Every line containing the word "WallHitInfo" is to be copied from the data below.

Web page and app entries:

********

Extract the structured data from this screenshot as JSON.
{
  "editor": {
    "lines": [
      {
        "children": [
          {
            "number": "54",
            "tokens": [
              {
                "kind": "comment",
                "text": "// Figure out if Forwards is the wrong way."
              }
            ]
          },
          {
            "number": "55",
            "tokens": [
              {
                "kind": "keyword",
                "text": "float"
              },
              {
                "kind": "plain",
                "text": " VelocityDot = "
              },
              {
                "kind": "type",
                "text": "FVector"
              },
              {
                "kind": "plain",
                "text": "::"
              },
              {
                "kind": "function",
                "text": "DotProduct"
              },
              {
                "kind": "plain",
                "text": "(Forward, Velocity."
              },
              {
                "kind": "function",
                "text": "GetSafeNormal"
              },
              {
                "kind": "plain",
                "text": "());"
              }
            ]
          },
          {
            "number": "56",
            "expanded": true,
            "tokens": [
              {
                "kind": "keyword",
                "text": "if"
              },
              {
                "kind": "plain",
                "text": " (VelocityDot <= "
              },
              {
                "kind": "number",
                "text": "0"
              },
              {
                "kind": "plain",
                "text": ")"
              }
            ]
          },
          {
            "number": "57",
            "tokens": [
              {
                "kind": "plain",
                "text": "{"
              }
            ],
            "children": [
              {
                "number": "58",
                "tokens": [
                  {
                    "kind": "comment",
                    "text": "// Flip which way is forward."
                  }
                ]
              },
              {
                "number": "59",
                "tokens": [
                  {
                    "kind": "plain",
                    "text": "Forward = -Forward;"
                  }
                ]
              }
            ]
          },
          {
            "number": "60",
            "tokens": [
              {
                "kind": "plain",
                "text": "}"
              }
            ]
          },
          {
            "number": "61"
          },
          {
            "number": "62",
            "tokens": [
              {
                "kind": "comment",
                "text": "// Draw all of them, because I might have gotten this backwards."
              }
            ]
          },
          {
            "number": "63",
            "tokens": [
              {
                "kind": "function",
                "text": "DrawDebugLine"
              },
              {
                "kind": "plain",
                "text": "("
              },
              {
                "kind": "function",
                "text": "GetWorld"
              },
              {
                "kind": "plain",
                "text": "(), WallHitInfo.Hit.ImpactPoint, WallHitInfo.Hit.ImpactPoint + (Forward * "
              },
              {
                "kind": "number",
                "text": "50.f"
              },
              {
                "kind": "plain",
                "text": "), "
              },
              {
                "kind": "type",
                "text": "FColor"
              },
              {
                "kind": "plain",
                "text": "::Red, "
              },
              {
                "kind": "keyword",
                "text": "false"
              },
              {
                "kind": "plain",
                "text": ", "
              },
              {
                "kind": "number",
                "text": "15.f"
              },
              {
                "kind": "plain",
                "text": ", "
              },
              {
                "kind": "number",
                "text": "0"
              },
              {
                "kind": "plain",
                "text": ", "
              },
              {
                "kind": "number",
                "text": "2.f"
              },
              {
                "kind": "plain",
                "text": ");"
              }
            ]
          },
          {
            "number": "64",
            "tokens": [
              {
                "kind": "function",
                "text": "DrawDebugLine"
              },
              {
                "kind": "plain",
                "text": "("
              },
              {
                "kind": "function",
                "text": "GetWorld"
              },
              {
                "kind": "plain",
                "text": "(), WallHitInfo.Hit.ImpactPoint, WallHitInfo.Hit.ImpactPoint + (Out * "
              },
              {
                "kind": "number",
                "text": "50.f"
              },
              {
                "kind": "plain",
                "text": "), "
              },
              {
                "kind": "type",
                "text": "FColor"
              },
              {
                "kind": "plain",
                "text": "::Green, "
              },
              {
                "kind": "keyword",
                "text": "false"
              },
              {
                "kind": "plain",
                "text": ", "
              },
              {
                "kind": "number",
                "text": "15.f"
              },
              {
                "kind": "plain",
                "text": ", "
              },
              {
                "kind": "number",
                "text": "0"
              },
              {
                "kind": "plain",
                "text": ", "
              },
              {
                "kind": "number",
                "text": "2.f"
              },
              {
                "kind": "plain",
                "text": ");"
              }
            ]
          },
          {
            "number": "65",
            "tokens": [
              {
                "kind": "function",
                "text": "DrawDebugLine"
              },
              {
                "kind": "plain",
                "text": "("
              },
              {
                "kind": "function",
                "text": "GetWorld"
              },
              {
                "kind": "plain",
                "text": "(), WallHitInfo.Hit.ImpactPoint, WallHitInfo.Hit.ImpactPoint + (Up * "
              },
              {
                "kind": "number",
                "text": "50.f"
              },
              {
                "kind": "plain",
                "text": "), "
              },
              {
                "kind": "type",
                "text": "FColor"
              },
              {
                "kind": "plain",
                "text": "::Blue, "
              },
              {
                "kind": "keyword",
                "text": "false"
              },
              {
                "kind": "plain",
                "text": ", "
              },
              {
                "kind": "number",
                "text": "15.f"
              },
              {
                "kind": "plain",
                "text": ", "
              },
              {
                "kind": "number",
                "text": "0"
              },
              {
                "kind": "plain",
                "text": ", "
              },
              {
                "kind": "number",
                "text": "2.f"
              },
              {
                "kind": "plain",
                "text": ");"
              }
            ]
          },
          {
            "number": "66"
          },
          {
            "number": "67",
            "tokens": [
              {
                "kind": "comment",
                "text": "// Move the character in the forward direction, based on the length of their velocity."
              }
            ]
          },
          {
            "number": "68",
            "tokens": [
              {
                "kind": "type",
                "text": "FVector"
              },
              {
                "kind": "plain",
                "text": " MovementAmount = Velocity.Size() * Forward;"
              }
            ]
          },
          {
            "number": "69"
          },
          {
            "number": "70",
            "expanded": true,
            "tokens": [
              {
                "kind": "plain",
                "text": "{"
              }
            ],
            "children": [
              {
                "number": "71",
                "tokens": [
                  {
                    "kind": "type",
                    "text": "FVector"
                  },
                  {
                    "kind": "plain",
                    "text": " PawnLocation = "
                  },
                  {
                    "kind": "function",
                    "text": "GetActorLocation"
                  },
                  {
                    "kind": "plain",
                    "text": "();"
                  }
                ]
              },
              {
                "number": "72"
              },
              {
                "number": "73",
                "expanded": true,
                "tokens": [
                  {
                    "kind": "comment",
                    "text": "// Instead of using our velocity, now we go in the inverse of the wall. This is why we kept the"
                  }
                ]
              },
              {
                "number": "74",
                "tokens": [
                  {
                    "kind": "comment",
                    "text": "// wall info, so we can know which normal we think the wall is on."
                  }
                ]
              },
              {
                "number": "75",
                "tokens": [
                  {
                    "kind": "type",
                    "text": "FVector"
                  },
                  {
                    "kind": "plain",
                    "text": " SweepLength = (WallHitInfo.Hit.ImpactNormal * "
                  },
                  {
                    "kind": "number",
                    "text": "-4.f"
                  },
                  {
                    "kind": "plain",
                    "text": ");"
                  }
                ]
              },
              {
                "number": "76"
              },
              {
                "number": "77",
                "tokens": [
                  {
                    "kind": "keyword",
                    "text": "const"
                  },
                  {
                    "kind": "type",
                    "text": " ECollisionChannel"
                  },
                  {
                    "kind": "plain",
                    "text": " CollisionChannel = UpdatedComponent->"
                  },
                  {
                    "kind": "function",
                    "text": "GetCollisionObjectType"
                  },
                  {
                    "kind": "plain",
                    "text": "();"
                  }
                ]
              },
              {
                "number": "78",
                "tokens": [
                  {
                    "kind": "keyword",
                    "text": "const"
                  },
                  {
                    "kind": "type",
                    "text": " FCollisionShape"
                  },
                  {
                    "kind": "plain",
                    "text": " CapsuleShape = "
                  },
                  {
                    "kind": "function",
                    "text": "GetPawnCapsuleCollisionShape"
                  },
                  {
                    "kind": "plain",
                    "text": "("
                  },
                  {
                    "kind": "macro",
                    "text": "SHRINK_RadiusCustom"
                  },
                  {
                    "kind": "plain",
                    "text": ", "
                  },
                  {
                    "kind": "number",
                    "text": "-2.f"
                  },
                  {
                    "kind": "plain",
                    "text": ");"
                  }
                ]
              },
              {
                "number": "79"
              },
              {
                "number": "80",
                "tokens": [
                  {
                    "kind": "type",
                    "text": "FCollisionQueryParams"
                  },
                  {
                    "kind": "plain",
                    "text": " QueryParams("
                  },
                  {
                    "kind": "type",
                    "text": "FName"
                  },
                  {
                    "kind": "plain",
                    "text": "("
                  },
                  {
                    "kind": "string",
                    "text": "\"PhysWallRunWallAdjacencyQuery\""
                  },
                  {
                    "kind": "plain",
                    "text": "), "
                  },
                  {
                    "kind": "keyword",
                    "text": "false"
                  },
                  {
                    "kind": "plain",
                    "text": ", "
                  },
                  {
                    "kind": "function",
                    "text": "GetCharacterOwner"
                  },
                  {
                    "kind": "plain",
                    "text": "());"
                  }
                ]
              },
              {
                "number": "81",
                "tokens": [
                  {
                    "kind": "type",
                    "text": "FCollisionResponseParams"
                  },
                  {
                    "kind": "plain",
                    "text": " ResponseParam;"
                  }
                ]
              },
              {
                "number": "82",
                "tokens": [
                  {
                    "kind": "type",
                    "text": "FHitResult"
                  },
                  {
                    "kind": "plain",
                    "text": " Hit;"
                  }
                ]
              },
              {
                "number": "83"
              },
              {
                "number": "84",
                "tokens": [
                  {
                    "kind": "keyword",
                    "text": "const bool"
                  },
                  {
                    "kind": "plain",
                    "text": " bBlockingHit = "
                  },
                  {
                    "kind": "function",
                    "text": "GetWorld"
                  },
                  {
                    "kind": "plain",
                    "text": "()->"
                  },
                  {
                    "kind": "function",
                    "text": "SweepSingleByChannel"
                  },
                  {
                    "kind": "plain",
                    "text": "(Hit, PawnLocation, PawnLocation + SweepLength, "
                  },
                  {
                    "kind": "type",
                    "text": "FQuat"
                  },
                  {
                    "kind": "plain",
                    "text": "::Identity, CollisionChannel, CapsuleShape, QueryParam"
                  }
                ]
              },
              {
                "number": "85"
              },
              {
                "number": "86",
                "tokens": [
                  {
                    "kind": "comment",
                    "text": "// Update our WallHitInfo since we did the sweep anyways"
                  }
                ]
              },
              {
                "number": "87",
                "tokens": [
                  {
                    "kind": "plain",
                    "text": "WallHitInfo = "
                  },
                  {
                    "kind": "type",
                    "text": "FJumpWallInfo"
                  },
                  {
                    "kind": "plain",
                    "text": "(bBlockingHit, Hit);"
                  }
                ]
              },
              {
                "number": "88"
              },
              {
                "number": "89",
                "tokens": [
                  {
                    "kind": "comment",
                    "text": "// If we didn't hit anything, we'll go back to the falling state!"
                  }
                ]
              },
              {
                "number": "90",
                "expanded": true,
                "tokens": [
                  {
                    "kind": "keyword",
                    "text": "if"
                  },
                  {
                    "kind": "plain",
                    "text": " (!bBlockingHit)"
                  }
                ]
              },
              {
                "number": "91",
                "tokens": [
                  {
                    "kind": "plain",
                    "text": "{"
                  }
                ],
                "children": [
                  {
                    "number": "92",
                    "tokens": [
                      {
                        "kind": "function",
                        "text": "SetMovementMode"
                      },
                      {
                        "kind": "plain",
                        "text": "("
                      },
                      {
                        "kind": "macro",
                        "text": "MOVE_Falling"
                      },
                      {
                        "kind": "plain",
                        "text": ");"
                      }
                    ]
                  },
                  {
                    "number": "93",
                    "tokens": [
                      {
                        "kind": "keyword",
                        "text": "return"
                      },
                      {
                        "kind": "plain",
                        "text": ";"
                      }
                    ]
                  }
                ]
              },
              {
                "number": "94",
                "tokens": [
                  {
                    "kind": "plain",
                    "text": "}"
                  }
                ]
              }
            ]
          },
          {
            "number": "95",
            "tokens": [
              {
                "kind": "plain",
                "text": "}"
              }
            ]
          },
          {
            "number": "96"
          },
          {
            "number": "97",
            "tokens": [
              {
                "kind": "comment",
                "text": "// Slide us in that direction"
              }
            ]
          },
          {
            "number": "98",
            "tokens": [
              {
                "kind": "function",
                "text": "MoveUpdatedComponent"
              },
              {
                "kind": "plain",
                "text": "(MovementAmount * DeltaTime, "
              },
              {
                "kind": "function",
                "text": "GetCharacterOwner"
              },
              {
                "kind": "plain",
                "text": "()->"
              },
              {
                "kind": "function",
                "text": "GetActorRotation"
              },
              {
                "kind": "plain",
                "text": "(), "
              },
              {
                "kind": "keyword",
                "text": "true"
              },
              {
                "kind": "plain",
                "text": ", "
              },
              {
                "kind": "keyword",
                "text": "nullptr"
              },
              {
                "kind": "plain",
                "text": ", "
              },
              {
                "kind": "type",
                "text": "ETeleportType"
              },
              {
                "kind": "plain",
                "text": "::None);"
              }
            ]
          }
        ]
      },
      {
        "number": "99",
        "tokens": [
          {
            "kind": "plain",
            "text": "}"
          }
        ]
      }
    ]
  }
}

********

### Response box
                "text": "(), WallHitInfo.Hit.ImpactPoint, WallHitInfo.Hit.ImpactPoint + (Forward * "
                "text": "(), WallHitInfo.Hit.ImpactPoint, WallHitInfo.Hit.ImpactPoint + (Out * "
                "text": "(), WallHitInfo.Hit.ImpactPoint, WallHitInfo.Hit.ImpactPoint + (Up * "
                    "text": " SweepLength = (WallHitInfo.Hit.ImpactNormal * "
                    "text": "// Update our WallHitInfo since we did the sweep anyways"
                    "text": "WallHitInfo = "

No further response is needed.